The common but often unrecognized infection of the stomach called H. pylori may cause stomach cancer and lymphoma of the gastrointestinal tract. This infection does not cause fever or pain and may hide in your body from childhood to late life when it may cause disease. It is a leading cause of ulcers of the stomach and duodenum called peptic ulcers.
We congratulate Dr. Barry Marshall for his pioneering work in the discovery of the association of ulcers and Helicobacter pylori, for which he won the 2005 Nobel Prize for Medicine. Dr. Gutman has had the distinct pleasure of meeting Dr. Marshall and discussing the progress that has been made in this field.
The World Health Organization has recognized H. pylori as a class 1 carcinogen. That means that there is a direct cause of stomach cancer and lymphoma by H. pylori. We can detect the organism by biopsies or by stool or breath testing. Blood testing is unreliable.
Hepatitis C and Hepatitis B are the leading cause of cancer in the world. People with these chronic viral hepatitis are at risk of hepatocellular carcinoma and cirrhosis. Liver cancer or hepatocellular carcinoma is the leading cancer throughout the world. Many people remember that Mickey Mantle, the legendary Yankee Center Fielder, died of Liver Cancer. Did you know it was caused by Chronic Hepatitis C, an infection that affects at least 4 million people in the U.S. This often silent infection can progress to cirrhosis and Liver Cancer.

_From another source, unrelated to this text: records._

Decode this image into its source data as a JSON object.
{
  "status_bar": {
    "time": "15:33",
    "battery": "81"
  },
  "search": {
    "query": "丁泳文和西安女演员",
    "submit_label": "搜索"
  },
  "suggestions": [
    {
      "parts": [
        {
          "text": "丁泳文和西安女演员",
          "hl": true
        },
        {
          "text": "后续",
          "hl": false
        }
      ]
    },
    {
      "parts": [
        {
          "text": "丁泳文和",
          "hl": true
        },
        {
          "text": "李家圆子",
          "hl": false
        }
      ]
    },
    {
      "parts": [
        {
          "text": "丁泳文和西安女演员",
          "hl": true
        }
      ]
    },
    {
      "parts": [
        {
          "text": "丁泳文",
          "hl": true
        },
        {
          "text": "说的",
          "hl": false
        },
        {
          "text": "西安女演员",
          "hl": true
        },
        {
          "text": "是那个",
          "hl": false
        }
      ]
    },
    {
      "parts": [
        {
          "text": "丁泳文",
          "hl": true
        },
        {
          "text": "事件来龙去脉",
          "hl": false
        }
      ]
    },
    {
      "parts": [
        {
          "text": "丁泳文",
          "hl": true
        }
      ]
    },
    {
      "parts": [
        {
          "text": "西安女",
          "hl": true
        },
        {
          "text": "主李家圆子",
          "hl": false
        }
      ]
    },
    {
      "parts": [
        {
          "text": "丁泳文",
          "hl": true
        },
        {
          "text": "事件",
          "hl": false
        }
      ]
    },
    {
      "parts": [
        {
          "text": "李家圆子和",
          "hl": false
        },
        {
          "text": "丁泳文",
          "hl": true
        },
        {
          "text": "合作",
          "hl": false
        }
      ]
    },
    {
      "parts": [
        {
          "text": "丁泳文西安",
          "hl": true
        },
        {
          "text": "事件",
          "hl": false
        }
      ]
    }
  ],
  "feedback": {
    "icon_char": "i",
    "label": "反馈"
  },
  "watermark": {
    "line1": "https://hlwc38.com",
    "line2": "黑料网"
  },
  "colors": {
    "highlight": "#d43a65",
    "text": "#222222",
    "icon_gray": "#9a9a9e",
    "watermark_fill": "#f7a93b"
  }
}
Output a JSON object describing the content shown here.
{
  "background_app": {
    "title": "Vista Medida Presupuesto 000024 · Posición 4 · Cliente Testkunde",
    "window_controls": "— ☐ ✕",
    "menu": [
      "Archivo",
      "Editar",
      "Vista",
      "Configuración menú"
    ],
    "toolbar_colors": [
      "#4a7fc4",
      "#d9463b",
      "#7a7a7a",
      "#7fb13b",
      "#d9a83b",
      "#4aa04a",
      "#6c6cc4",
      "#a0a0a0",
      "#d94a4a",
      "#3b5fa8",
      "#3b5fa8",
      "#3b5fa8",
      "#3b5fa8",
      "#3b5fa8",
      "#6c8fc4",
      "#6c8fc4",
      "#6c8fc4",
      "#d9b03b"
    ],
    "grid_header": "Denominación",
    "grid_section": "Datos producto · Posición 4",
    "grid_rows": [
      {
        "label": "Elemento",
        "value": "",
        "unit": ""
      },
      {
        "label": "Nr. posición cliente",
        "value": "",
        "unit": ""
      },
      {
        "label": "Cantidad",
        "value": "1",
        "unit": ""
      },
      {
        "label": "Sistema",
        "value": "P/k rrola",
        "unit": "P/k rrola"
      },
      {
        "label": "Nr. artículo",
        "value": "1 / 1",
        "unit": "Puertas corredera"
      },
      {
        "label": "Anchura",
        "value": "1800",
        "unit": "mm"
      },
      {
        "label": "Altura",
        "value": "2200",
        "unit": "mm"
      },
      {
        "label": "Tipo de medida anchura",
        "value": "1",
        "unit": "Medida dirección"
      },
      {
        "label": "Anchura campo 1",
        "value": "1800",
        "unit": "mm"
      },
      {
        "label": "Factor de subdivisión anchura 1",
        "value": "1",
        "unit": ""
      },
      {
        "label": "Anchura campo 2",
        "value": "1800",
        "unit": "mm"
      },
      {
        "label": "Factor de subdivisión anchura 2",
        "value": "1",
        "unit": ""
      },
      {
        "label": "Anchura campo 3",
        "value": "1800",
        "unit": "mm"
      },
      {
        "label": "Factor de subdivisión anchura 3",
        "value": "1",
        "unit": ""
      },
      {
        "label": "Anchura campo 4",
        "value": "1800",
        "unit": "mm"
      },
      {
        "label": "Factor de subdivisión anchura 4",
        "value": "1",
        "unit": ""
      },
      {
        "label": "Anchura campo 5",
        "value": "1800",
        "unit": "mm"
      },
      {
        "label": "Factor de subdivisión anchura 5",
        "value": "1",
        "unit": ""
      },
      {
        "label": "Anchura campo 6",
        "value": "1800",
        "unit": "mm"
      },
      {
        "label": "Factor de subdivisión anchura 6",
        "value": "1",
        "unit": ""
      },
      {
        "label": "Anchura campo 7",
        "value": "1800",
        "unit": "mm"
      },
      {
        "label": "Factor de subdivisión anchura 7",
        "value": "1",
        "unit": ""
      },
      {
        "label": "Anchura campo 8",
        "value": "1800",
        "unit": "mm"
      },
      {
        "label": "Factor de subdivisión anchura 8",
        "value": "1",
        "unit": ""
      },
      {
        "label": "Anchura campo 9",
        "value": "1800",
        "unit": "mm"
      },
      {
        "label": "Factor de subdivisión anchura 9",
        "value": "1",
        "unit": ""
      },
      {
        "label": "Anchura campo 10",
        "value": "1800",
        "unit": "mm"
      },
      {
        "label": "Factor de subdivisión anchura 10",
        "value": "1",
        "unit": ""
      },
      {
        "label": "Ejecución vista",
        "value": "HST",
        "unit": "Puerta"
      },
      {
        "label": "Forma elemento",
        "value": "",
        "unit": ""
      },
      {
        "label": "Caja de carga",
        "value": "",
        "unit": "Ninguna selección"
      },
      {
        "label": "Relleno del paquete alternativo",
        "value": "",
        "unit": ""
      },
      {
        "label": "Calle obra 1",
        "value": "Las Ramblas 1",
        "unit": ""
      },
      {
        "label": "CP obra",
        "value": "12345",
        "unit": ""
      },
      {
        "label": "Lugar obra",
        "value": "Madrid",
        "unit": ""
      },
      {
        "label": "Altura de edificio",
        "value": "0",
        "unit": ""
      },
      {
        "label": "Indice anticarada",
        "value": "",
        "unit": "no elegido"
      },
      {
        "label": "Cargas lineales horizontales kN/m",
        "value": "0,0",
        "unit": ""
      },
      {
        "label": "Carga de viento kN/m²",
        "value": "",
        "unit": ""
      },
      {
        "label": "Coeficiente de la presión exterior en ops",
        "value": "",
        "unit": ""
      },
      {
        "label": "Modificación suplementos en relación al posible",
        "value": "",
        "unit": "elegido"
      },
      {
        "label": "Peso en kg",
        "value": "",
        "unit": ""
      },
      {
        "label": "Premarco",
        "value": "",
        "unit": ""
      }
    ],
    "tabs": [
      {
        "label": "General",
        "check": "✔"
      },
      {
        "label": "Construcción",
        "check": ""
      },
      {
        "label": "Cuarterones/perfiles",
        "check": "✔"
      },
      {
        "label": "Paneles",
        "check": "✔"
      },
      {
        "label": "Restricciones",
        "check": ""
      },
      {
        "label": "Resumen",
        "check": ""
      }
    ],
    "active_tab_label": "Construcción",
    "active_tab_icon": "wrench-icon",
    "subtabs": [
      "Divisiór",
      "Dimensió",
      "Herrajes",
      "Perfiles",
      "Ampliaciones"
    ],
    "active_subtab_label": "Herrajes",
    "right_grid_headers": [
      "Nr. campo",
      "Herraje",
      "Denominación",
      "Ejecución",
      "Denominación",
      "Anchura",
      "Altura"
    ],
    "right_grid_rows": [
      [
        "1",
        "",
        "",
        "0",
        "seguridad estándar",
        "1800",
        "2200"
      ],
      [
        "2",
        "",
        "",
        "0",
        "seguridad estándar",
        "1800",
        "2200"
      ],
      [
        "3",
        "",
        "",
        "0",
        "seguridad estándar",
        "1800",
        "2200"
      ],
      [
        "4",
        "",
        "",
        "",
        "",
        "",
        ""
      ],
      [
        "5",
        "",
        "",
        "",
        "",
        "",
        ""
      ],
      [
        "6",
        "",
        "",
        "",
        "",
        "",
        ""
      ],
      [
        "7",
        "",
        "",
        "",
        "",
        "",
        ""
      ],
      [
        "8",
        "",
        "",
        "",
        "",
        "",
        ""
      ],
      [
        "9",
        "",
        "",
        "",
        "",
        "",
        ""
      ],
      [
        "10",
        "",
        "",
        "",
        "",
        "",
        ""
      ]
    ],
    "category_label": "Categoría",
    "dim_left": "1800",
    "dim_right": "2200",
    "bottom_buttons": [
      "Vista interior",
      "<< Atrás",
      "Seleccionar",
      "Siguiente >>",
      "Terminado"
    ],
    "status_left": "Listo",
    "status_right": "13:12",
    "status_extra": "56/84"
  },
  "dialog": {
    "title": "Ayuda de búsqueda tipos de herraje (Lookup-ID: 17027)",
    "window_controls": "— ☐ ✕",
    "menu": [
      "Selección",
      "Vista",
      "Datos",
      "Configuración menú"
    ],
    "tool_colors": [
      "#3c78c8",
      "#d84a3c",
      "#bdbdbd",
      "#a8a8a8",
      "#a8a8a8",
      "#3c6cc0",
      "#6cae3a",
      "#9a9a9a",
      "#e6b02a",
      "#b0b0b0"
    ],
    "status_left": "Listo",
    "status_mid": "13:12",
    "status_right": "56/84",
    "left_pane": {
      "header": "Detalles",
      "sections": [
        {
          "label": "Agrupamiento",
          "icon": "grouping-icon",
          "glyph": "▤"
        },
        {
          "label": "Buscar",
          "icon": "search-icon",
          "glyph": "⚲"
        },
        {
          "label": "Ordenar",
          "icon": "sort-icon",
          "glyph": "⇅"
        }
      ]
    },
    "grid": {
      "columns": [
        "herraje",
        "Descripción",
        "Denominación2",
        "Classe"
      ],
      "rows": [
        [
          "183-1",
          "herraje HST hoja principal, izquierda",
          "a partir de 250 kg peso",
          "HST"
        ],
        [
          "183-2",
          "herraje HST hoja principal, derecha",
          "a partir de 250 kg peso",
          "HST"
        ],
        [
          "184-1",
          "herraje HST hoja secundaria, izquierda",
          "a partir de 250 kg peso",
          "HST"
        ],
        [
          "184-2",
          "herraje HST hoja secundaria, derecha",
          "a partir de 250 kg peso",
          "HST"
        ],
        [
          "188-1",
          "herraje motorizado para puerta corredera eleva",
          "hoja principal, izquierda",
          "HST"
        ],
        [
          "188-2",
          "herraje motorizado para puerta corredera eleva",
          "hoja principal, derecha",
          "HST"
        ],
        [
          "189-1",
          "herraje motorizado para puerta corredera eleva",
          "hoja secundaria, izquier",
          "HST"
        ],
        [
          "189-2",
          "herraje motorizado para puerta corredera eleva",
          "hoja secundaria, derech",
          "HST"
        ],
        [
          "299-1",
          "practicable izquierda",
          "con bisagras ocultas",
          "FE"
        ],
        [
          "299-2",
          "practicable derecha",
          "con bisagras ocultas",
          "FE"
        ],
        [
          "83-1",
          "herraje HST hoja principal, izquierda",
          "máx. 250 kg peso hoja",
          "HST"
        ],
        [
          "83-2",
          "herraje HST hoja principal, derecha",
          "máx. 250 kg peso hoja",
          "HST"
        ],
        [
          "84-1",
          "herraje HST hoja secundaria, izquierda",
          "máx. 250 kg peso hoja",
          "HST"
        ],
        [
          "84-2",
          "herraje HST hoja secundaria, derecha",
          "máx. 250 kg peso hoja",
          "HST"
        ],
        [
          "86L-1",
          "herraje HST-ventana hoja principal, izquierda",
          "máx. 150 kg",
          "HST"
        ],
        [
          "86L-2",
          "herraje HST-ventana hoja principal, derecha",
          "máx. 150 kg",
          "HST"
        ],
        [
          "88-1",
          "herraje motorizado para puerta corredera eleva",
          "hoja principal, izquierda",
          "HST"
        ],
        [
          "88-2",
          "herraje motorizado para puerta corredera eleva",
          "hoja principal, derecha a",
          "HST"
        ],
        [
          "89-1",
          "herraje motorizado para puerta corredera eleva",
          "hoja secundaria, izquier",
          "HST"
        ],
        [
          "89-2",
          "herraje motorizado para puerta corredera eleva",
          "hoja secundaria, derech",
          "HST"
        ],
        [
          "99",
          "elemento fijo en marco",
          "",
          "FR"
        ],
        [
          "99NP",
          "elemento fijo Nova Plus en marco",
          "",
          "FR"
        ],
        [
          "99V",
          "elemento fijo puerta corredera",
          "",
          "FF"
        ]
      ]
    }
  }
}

While we do not take care of Cervical Cancer at Progressive Gastroenterology, it is important to discuss this very preventable cancer. Like Liver Cancer and Stomach Cancer, we again see an infection as the central cause of this cancer that primarily affects young women, and is very preventable. The vaccination for Human Papilloma Virus is lifesaving as this common infection may cause cancer of the Cervix. Doctors perform a pap smear, which looks for dysplasia. Like Colon Cancer and Esophageal Cancer, prior to developing invasive cancer there is a stage of high grade dysplasia, where the cells are angry and disorganized in appearance but do not show signs of invasion. Even earlier there is low grade dysplasia. These stages of low-grade dysplasia and high-grade dysplasia seen in Barrett’s esophagus allow us to intervene on the benign lesions and prevent invasive cancer!
Photo By: Bala Sivakumar CC BY 2.0